- WHAT IS EXPECTED
An identical copy of all the records is what the answer must contain.

- GIVEN DATA

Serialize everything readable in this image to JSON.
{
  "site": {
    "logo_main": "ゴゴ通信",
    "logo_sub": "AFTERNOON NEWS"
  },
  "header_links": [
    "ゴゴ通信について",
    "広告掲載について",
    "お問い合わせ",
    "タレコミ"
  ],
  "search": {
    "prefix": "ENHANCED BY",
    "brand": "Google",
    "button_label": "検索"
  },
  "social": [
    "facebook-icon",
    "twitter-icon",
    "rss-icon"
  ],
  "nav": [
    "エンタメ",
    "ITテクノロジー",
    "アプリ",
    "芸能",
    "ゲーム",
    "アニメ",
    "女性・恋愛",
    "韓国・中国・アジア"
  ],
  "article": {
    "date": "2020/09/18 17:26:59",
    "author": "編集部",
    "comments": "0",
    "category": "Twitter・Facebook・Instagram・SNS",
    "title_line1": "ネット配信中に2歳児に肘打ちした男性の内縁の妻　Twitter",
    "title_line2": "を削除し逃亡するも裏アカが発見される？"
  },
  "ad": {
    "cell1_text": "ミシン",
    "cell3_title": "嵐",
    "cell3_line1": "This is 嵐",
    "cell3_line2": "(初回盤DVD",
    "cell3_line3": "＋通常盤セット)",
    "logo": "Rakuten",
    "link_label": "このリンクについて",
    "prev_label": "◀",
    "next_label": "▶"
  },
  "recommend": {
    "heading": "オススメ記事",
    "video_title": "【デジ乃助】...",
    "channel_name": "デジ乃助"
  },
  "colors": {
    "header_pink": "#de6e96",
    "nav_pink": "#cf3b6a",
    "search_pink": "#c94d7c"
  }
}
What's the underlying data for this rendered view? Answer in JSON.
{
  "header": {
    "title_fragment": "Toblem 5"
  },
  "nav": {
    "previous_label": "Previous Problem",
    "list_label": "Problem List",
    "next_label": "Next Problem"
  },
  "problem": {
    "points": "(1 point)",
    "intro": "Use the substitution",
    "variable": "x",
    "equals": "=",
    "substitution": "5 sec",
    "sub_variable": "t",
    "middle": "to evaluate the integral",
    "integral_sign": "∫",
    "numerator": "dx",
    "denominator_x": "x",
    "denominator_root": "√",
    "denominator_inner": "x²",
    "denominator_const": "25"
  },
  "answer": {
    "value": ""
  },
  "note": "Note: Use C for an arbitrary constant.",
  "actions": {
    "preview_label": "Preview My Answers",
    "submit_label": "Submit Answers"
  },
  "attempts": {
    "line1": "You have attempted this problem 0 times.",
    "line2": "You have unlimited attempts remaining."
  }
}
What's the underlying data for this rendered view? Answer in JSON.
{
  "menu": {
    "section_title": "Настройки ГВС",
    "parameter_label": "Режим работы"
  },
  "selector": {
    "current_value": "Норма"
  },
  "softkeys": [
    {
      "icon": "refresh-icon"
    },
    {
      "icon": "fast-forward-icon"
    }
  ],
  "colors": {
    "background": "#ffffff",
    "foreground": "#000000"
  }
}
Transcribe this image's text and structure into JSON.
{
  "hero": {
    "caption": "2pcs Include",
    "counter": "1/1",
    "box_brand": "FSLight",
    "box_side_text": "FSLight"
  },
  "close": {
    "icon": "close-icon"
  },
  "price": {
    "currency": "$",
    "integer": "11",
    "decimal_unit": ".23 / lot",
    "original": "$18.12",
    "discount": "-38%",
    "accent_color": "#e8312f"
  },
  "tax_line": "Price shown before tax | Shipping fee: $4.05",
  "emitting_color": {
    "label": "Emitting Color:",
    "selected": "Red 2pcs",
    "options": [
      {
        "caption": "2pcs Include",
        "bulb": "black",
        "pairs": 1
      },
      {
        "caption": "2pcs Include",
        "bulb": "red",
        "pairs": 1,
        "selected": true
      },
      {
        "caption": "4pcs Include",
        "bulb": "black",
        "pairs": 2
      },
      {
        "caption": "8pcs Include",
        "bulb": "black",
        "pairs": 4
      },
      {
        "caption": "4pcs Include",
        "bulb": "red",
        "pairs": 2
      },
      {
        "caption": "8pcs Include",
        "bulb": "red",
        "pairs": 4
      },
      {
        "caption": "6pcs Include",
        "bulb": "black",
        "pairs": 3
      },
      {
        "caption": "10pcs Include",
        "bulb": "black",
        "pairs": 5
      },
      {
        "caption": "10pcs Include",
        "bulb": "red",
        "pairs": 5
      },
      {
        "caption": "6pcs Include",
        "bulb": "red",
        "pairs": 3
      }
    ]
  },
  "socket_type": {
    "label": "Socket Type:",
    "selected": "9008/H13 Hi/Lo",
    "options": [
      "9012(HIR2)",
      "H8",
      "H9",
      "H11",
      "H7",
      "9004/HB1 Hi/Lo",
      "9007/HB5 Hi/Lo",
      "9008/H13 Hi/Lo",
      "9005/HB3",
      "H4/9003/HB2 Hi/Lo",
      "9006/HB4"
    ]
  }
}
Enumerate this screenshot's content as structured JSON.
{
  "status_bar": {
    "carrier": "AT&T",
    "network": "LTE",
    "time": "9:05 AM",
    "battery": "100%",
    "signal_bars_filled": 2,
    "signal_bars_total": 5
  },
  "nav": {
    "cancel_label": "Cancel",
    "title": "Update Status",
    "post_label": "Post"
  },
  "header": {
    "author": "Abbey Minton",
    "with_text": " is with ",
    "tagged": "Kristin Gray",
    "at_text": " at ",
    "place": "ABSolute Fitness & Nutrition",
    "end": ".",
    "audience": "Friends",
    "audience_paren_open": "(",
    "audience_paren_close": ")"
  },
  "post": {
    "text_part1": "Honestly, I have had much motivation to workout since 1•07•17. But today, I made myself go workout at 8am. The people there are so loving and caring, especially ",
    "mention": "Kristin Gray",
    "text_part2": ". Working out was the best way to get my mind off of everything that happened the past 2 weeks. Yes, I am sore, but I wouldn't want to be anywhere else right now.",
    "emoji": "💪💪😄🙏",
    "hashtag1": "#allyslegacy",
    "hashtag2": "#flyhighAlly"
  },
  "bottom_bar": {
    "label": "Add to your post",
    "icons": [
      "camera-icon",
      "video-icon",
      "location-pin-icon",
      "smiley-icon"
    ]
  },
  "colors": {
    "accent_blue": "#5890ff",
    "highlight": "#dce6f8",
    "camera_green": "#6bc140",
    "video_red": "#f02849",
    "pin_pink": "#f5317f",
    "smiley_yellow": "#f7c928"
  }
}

- FINAL ANSWER
Serialize everything readable in this image to JSON.
{
  "site": {
    "logo_main": "ゴゴ通信",
    "logo_sub": "AFTERNOON NEWS"
  },
  "header_links": [
    "ゴゴ通信について",
    "広告掲載について",
    "お問い合わせ",
    "タレコミ"
  ],
  "search": {
    "prefix": "ENHANCED BY",
    "brand": "Google",
    "button_label": "検索"
  },
  "social": [
    "facebook-icon",
    "twitter-icon",
    "rss-icon"
  ],
  "nav": [
    "エンタメ",
    "ITテクノロジー",
    "アプリ",
    "芸能",
    "ゲーム",
    "アニメ",
    "女性・恋愛",
    "韓国・中国・アジア"
  ],
  "article": {
    "date": "2020/09/18 17:26:59",
    "author": "編集部",
    "comments": "0",
    "category": "Twitter・Facebook・Instagram・SNS",
    "title_line1": "ネット配信中に2歳児に肘打ちした男性の内縁の妻　Twitter",
    "title_line2": "を削除し逃亡するも裏アカが発見される？"
  },
  "ad": {
    "cell1_text": "ミシン",
    "cell3_title": "嵐",
    "cell3_line1": "This is 嵐",
    "cell3_line2": "(初回盤DVD",
    "cell3_line3": "＋通常盤セット)",
    "logo": "Rakuten",
    "link_label": "このリンクについて",
    "prev_label": "◀",
    "next_label": "▶"
  },
  "recommend": {
    "heading": "オススメ記事",
    "video_title": "【デジ乃助】...",
    "channel_name": "デジ乃助"
  },
  "colors": {
    "header_pink": "#de6e96",
    "nav_pink": "#cf3b6a",
    "search_pink": "#c94d7c"
  }
}
What's the underlying data for this rendered view? Answer in JSON.
{
  "header": {
    "title_fragment": "Toblem 5"
  },
  "nav": {
    "previous_label": "Previous Problem",
    "list_label": "Problem List",
    "next_label": "Next Problem"
  },
  "problem": {
    "points": "(1 point)",
    "intro": "Use the substitution",
    "variable": "x",
    "equals": "=",
    "substitution": "5 sec",
    "sub_variable": "t",
    "middle": "to evaluate the integral",
    "integral_sign": "∫",
    "numerator": "dx",
    "denominator_x": "x",
    "denominator_root": "√",
    "denominator_inner": "x²",
    "denominator_const": "25"
  },
  "answer": {
    "value": ""
  },
  "note": "Note: Use C for an arbitrary constant.",
  "actions": {
    "preview_label": "Preview My Answers",
    "submit_label": "Submit Answers"
  },
  "attempts": {
    "line1": "You have attempted this problem 0 times.",
    "line2": "You have unlimited attempts remaining."
  }
}
What's the underlying data for this rendered view? Answer in JSON.
{
  "menu": {
    "section_title": "Настройки ГВС",
    "parameter_label": "Режим работы"
  },
  "selector": {
    "current_value": "Норма"
  },
  "softkeys": [
    {
      "icon": "refresh-icon"
    },
    {
      "icon": "fast-forward-icon"
    }
  ],
  "colors": {
    "background": "#ffffff",
    "foreground": "#000000"
  }
}
Transcribe this image's text and structure into JSON.
{
  "hero": {
    "caption": "2pcs Include",
    "counter": "1/1",
    "box_brand": "FSLight",
    "box_side_text": "FSLight"
  },
  "close": {
    "icon": "close-icon"
  },
  "price": {
    "currency": "$",
    "integer": "11",
    "decimal_unit": ".23 / lot",
    "original": "$18.12",
    "discount": "-38%",
    "accent_color": "#e8312f"
  },
  "tax_line": "Price shown before tax | Shipping fee: $4.05",
  "emitting_color": {
    "label": "Emitting Color:",
    "selected": "Red 2pcs",
    "options": [
      {
        "caption": "2pcs Include",
        "bulb": "black",
        "pairs": 1
      },
      {
        "caption": "2pcs Include",
        "bulb": "red",
        "pairs": 1,
        "selected": true
      },
      {
        "caption": "4pcs Include",
        "bulb": "black",
        "pairs": 2
      },
      {
        "caption": "8pcs Include",
        "bulb": "black",
        "pairs": 4
      },
      {
        "caption": "4pcs Include",
        "bulb": "red",
        "pairs": 2
      },
      {
        "caption": "8pcs Include",
        "bulb": "red",
        "pairs": 4
      },
      {
        "caption": "6pcs Include",
        "bulb": "black",
        "pairs": 3
      },
      {
        "caption": "10pcs Include",
        "bulb": "black",
        "pairs": 5
      },
      {
        "caption": "10pcs Include",
        "bulb": "red",
        "pairs": 5
      },
      {
        "caption": "6pcs Include",
        "bulb": "red",
        "pairs": 3
      }
    ]
  },
  "socket_type": {
    "label": "Socket Type:",
    "selected": "9008/H13 Hi/Lo",
    "options": [
      "9012(HIR2)",
      "H8",
      "H9",
      "H11",
      "H7",
      "9004/HB1 Hi/Lo",
      "9007/HB5 Hi/Lo",
      "9008/H13 Hi/Lo",
      "9005/HB3",
      "H4/9003/HB2 Hi/Lo",
      "9006/HB4"
    ]
  }
}
Enumerate this screenshot's content as structured JSON.
{
  "status_bar": {
    "carrier": "AT&T",
    "network": "LTE",
    "time": "9:05 AM",
    "battery": "100%",
    "signal_bars_filled": 2,
    "signal_bars_total": 5
  },
  "nav": {
    "cancel_label": "Cancel",
    "title": "Update Status",
    "post_label": "Post"
  },
  "header": {
    "author": "Abbey Minton",
    "with_text": " is with ",
    "tagged": "Kristin Gray",
    "at_text": " at ",
    "place": "ABSolute Fitness & Nutrition",
    "end": ".",
    "audience": "Friends",
    "audience_paren_open": "(",
    "audience_paren_close": ")"
  },
  "post": {
    "text_part1": "Honestly, I have had much motivation to workout since 1•07•17. But today, I made myself go workout at 8am. The people there are so loving and caring, especially ",
    "mention": "Kristin Gray",
    "text_part2": ". Working out was the best way to get my mind off of everything that happened the past 2 weeks. Yes, I am sore, but I wouldn't want to be anywhere else right now.",
    "emoji": "💪💪😄🙏",
    "hashtag1": "#allyslegacy",
    "hashtag2": "#flyhighAlly"
  },
  "bottom_bar": {
    "label": "Add to your post",
    "icons": [
      "camera-icon",
      "video-icon",
      "location-pin-icon",
      "smiley-icon"
    ]
  },
  "colors": {
    "accent_blue": "#5890ff",
    "highlight": "#dce6f8",
    "camera_green": "#6bc140",
    "video_red": "#f02849",
    "pin_pink": "#f5317f",
    "smiley_yellow": "#f7c928"
  }
}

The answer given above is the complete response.